Cooker Type: Decide whether you want — a (i) freestanding cooker/upright range; (ii) hob/cooktop and wall oven; or (iii) hob/cooktop and underbench oven.
Gas, electric or dual fuel: Determine which type of fuel you will use based on what you have available and your personal cooking preference. Remember that most gas cookers can be connected to either natural gas or LPG, but you will probably need a conversion kit professionally installed for LPG.
External Size: Are you planning on cooking for a team, or looking for a compact apartment unit? If you are replacing an existing cooker check the dimensions carefully to avoid potentially expensive kitchen renovation. Also note the amount of space around the cooktop you are required to leave.
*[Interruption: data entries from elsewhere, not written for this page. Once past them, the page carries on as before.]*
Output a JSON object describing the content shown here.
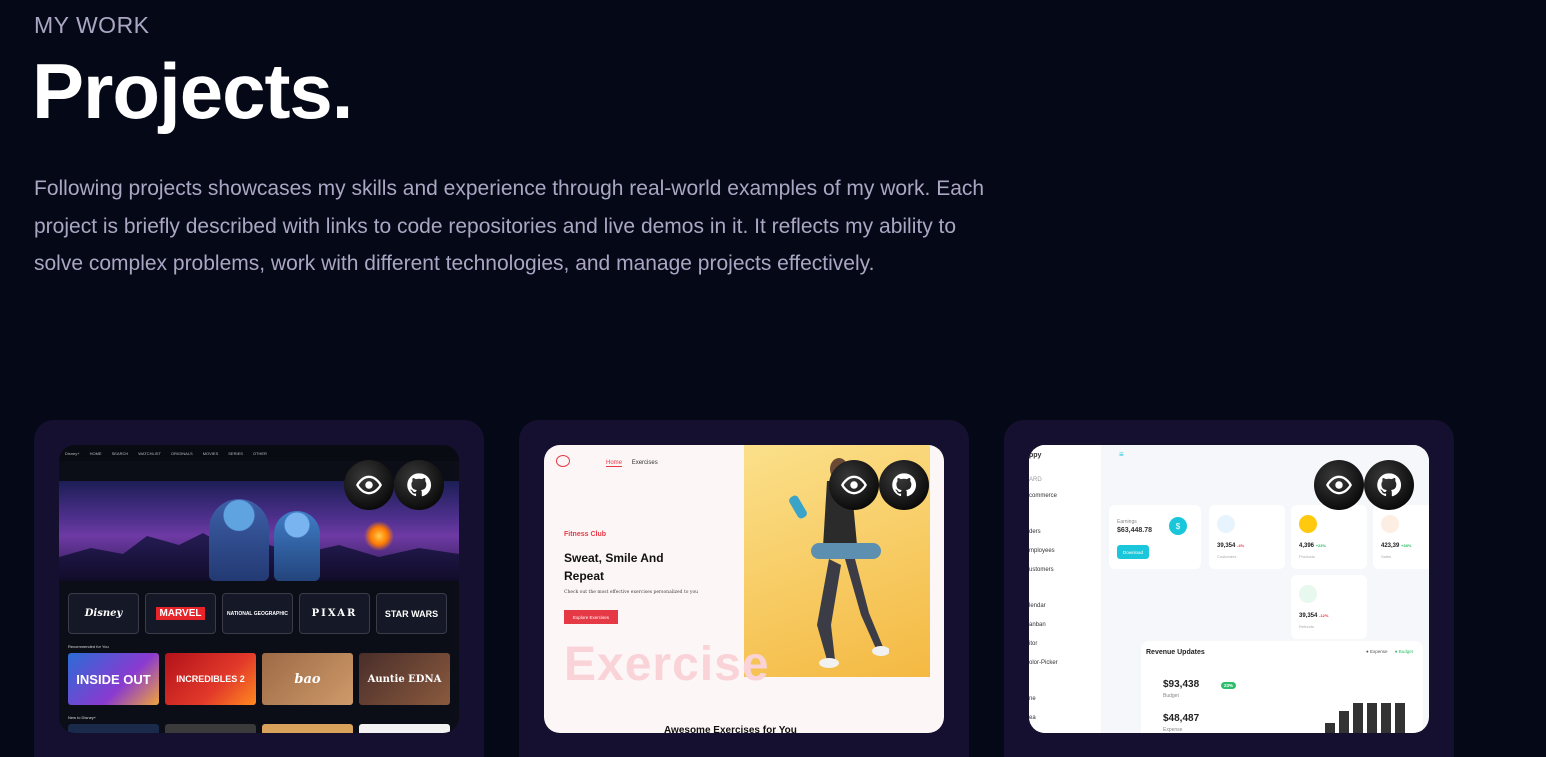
{
  "section": {
    "eyebrow": "MY WORK",
    "title": "Projects.",
    "description": "Following projects showcases my skills and experience through real-world examples of my work. Each project is briefly described with links to code repositories and live demos in it. It reflects my ability to solve complex problems, work with different technologies, and manage projects effectively."
  },
  "projects": [
    {
      "preview": {
        "nav": [
          "Disney+",
          "HOME",
          "SEARCH",
          "WATCHLIST",
          "ORIGINALS",
          "MOVIES",
          "SERIES",
          "OTHER"
        ],
        "brands": [
          "Disney",
          "MARVEL",
          "NATIONAL GEOGRAPHIC",
          "PIXAR",
          "STAR WARS"
        ],
        "recommended_label": "Recommended for You",
        "tiles": [
          "INSIDE OUT",
          "INCREDIBLES 2",
          "bao",
          "Auntie EDNA"
        ],
        "new_label": "New to Disney+"
      },
      "demo_icon": "eye-icon",
      "code_icon": "github-icon"
    },
    {
      "preview": {
        "nav": [
          "Home",
          "Exercises"
        ],
        "tag": "Fitness Club",
        "headline": "Sweat, Smile And Repeat",
        "sub": "Check out the most effective exercises personalized to you",
        "cta": "Explore Exercises",
        "watermark": "Exercise",
        "bottom": "Awesome Exercises for You"
      },
      "demo_icon": "eye-icon",
      "code_icon": "github-icon"
    },
    {
      "preview": {
        "brand": "ppy",
        "menu": [
          "ARD",
          "commerce",
          "ders",
          "mployees",
          "ustomers",
          "lendar",
          "anban",
          "itor",
          "olor-Picker",
          "ne",
          "ea"
        ],
        "earnings_label": "Earnings",
        "earnings_value": "$63,448.78",
        "download": "Download",
        "stats": [
          {
            "value": "39,354",
            "change": "-4%",
            "label": "Customers",
            "color": "#e8f4fd"
          },
          {
            "value": "4,396",
            "change": "+23%",
            "label": "Products",
            "color": "#fec90f"
          },
          {
            "value": "423,39",
            "change": "+38%",
            "label": "Sales",
            "color": "#fdeee3"
          },
          {
            "value": "39,354",
            "change": "-12%",
            "label": "Refunds",
            "color": "#e7f8ef"
          }
        ],
        "revenue_title": "Revenue Updates",
        "legend": [
          "Expense",
          "Budget"
        ],
        "budget_value": "$93,438",
        "budget_badge": "23%",
        "budget_label": "Budget",
        "expense_value": "$48,487",
        "expense_label": "Expense",
        "bar_values": [
          10,
          22,
          30,
          30,
          30,
          30
        ]
      },
      "demo_icon": "eye-icon",
      "code_icon": "github-icon"
    }
  ]
}
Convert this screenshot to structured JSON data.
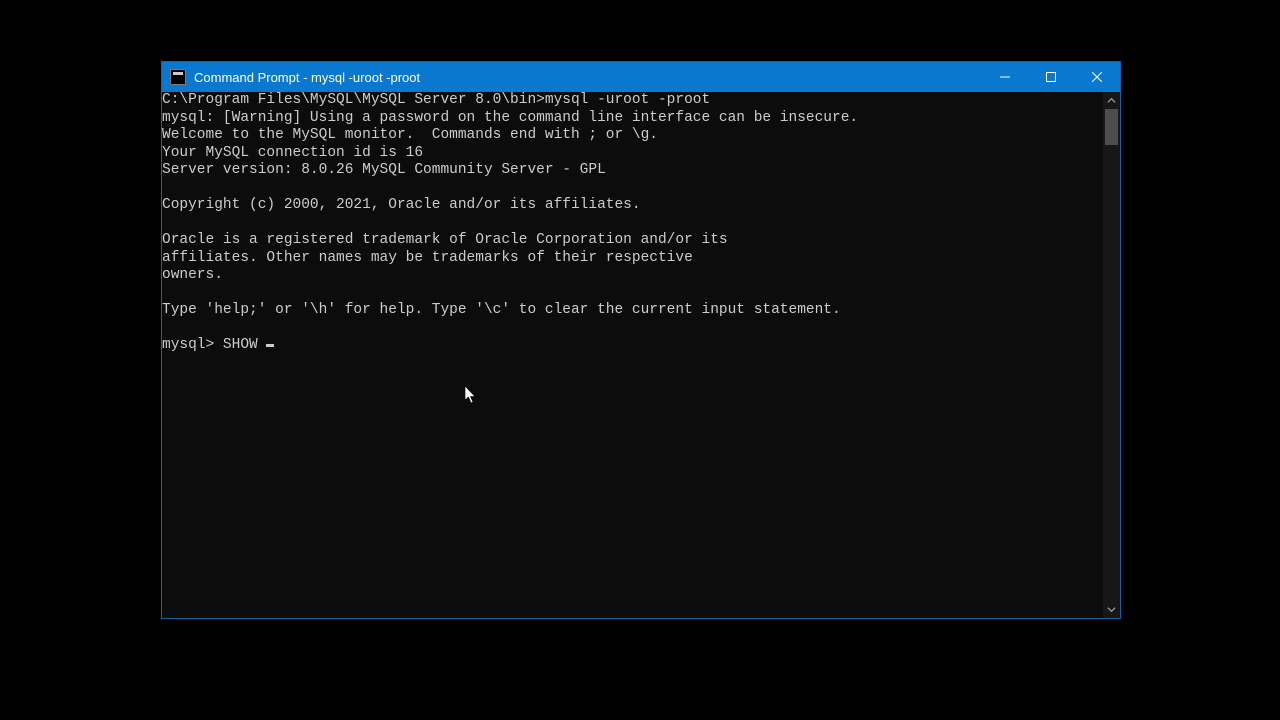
{
  "titlebar": {
    "title": "Command Prompt - mysql  -uroot -proot"
  },
  "terminal": {
    "lines": [
      "C:\\Program Files\\MySQL\\MySQL Server 8.0\\bin>mysql -uroot -proot",
      "mysql: [Warning] Using a password on the command line interface can be insecure.",
      "Welcome to the MySQL monitor.  Commands end with ; or \\g.",
      "Your MySQL connection id is 16",
      "Server version: 8.0.26 MySQL Community Server - GPL",
      "",
      "Copyright (c) 2000, 2021, Oracle and/or its affiliates.",
      "",
      "Oracle is a registered trademark of Oracle Corporation and/or its",
      "affiliates. Other names may be trademarks of their respective",
      "owners.",
      "",
      "Type 'help;' or '\\h' for help. Type '\\c' to clear the current input statement.",
      ""
    ],
    "prompt": "mysql> ",
    "input": "SHOW "
  }
}
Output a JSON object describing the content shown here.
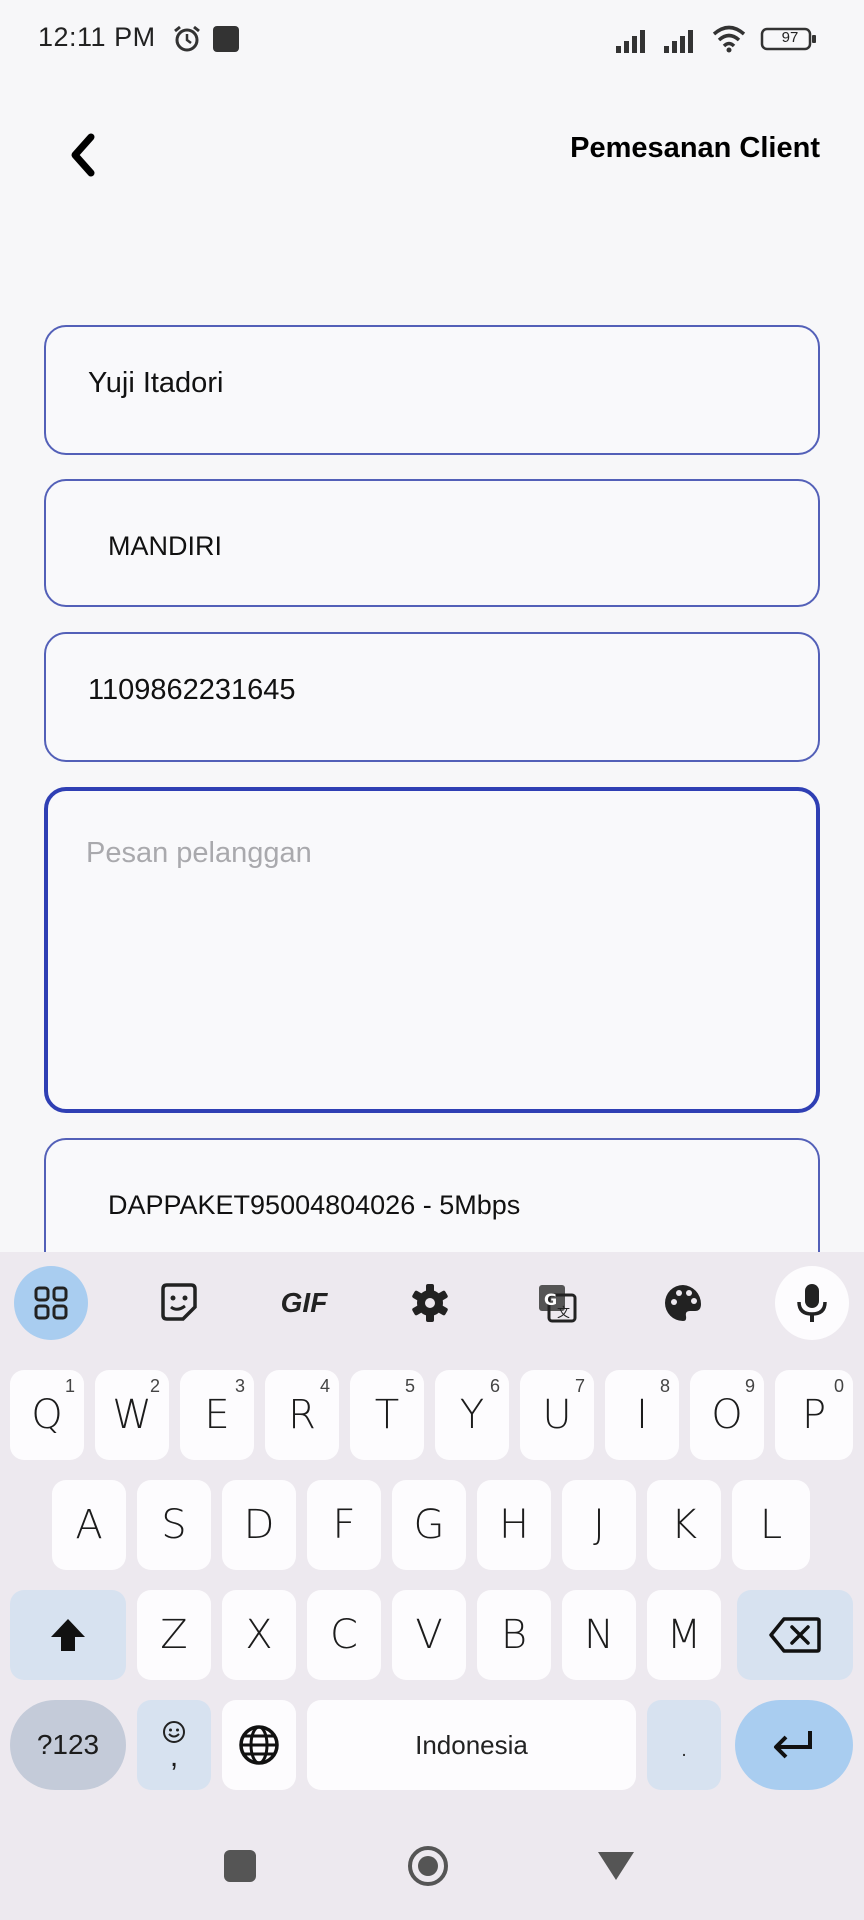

Metal, ceramic or induction hob: If you have decided on electricity for your hob, decide on the type of hotplate.
Oven capacity and dimensions: Look at capacity and dimensions to narrow your selection of ovens.
Self-cleaning: Decide whether the additional cost of a self-cleaning oven is justified.
Door glazing: More layers of glass usually mean the door stays cooler to the touch. Two layers are standard, but three and four layers of glass are also available on some models.
Hotplate / burner spacing: Are they adequately spaced to allow you to have all the pots and pans you need at the same time on the stove? Can you use the other hotplates / burners if you are using the wok burner?
Special hotplates / burners: Do you want special burners or hotplates such as fish burners, teppanyaki plates, a BBQ grill, simmer plates or a deep fryer?